Two genes identified in Anopheles funestus mosquitoes are associated with resistance to the insecticide pyrethroid, which is used for malaria interventions such as indoor insecticide spraying or insecticide-treated nets, according to a study published Thursday in the journal Genome Research.
According to Reuters, the study’s findings could lead to the development of new malaria interventions featuring more effective insecticides that are less harmful to humans.
For the study, researchers from the Liverpool School of Tropical Medicine studied one group of A. funestus mosquitoes that were susceptible to insecticides and another group that was resistant. The researchers linked a family of genes, known as P450, to the presence of insecticide resistance among the mosquitoes. According to the researchers, the P450 gene family also is associated with insecticide resistance among other malaria vectors, suggesting that a targeted insecticide could play a major role in controlling the disease. In addition, the study found that humans do not carry the P450 gene, which could allow scientists to develop compounds that kill mosquitoes but do not harm people, the researchers said. According to Charles Wondji, one of the study researchers, it is challenging to find low-cost, effective insecticides that kill mosquitoes but are not toxic to humans.
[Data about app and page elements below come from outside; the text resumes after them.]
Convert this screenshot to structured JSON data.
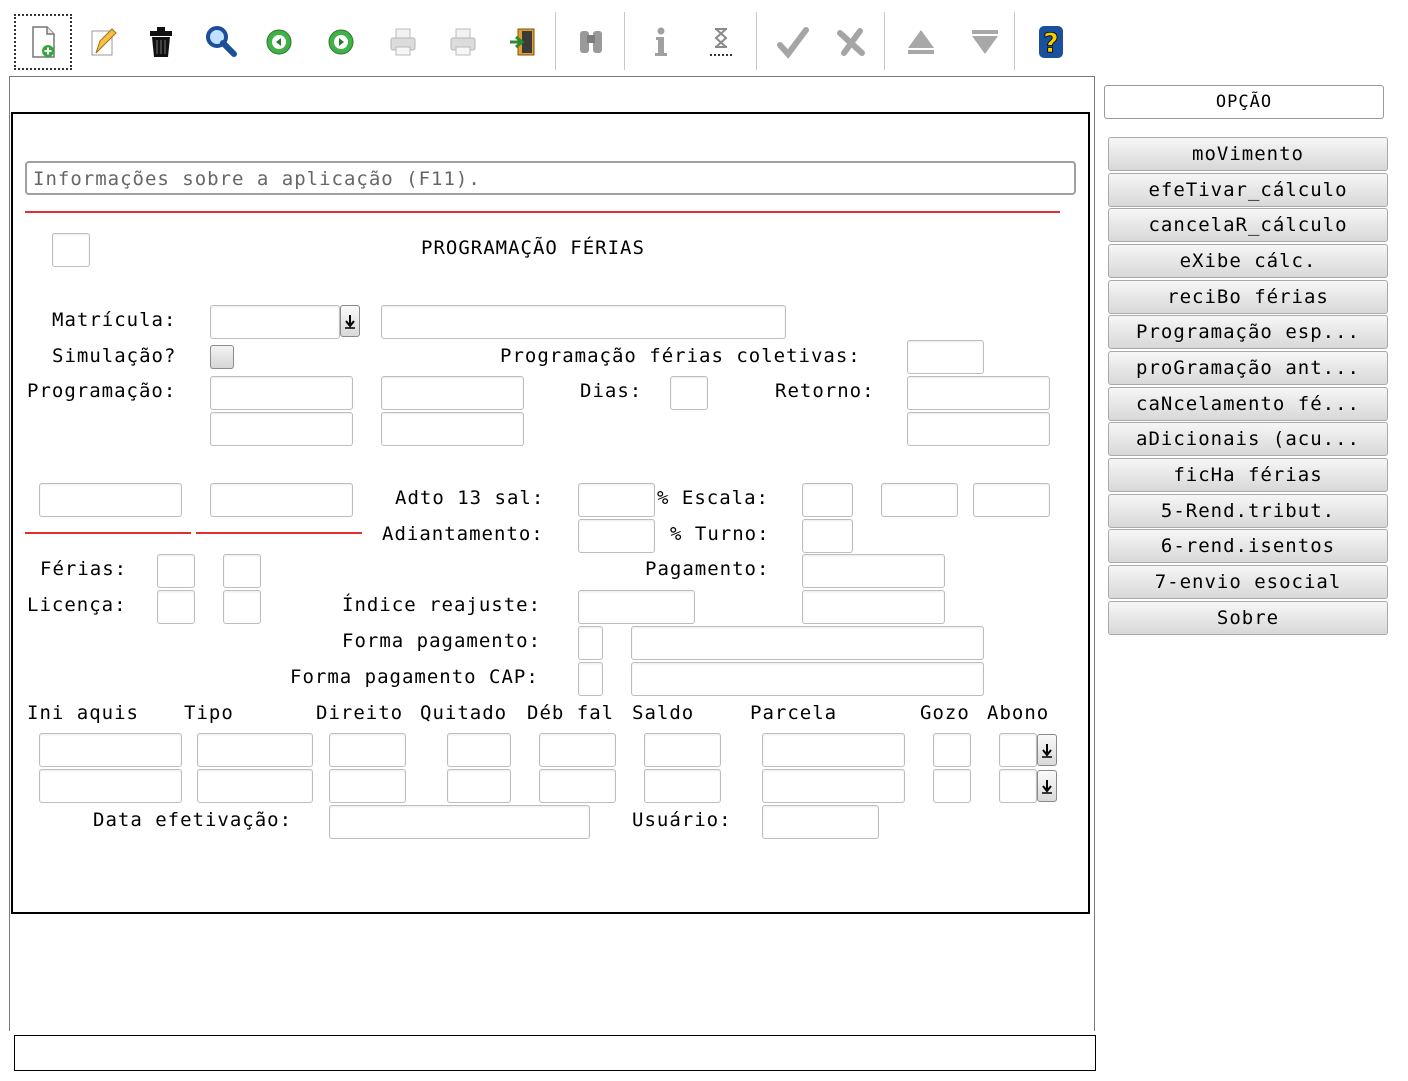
{
  "toolbar": {
    "buttons": [
      {
        "name": "new-icon"
      },
      {
        "name": "edit-icon"
      },
      {
        "name": "delete-icon"
      },
      {
        "name": "search-icon"
      },
      {
        "name": "previous-icon"
      },
      {
        "name": "next-icon"
      },
      {
        "name": "print-icon"
      },
      {
        "name": "print-disabled-icon"
      },
      {
        "name": "exit-icon"
      },
      {
        "name": "binoculars-icon"
      },
      {
        "name": "info-icon"
      },
      {
        "name": "hourglass-icon"
      },
      {
        "name": "confirm-icon"
      },
      {
        "name": "cancel-icon"
      },
      {
        "name": "up-icon"
      },
      {
        "name": "down-icon"
      },
      {
        "name": "help-icon"
      }
    ]
  },
  "info_bar": {
    "text": "Informações sobre a aplicação (F11)."
  },
  "form": {
    "title": "PROGRAMAÇÃO FÉRIAS",
    "labels": {
      "matricula": "Matrícula:",
      "simulacao": "Simulação?",
      "prog_ferias_coletivas": "Programação férias coletivas:",
      "programacao": "Programação:",
      "dias": "Dias:",
      "retorno": "Retorno:",
      "adto13": "Adto 13 sal:",
      "escala": "% Escala:",
      "adiantamento": "Adiantamento:",
      "turno": "% Turno:",
      "ferias": "Férias:",
      "pagamento": "Pagamento:",
      "licenca": "Licença:",
      "indice_reajuste": "Índice reajuste:",
      "forma_pagamento": "Forma pagamento:",
      "forma_pagamento_cap": "Forma pagamento CAP:",
      "data_efetivacao": "Data efetivação:",
      "usuario": "Usuário:"
    },
    "table_headers": {
      "ini_aquis": "Ini aquis",
      "tipo": "Tipo",
      "direito": "Direito",
      "quitado": "Quitado",
      "deb_fal": "Déb fal",
      "saldo": "Saldo",
      "parcela": "Parcela",
      "gozo": "Gozo",
      "abono": "Abono"
    }
  },
  "side_panel": {
    "header": "OPÇÃO",
    "options": [
      "moVimento",
      "efeTivar_cálculo",
      "cancelaR_cálculo",
      "eXibe cálc.",
      "reciBo férias",
      "Programação esp...",
      "proGramação ant...",
      "caNcelamento fé...",
      "aDicionais (acu...",
      "ficHa férias",
      "5-Rend.tribut.",
      "6-rend.isentos",
      "7-envio esocial",
      "Sobre"
    ]
  }
}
Wondji said that the team "expected to find that different species and populations would have different groups of genes responsible" for insecticide resistance. However, the similarity of the genes was "encouraging news because it means that work to overcome resistance in one species is likely to be effective against the other," Wondji said (Kahn, Reuters, 2/4). Jo Lines, a researcher for the study, said there is a "good chance" that the same genetic variations are present in A. gambiae mosquitoes, which is a major malaria vector in Africa. He added that the study represents "the first case in which we have been able to pin these genes down definitely."
According to BBC News, the study’s findings could allow scientists to conduct simple genetic tests to determine insecticide resistance levels in a particular area. Current tests are time-consuming, and therefore the development of rapid tests is "very important work" that "would allow a far simpler and quicker test to be carried out," Lines said. Hilary Ranson, a lead author of the study, said the identification of these genes "will provide early warning of future control problems due to insecticide resistance and should greatly enhance our ability to mitigate the potentially devastating effects of resistance on malaria control"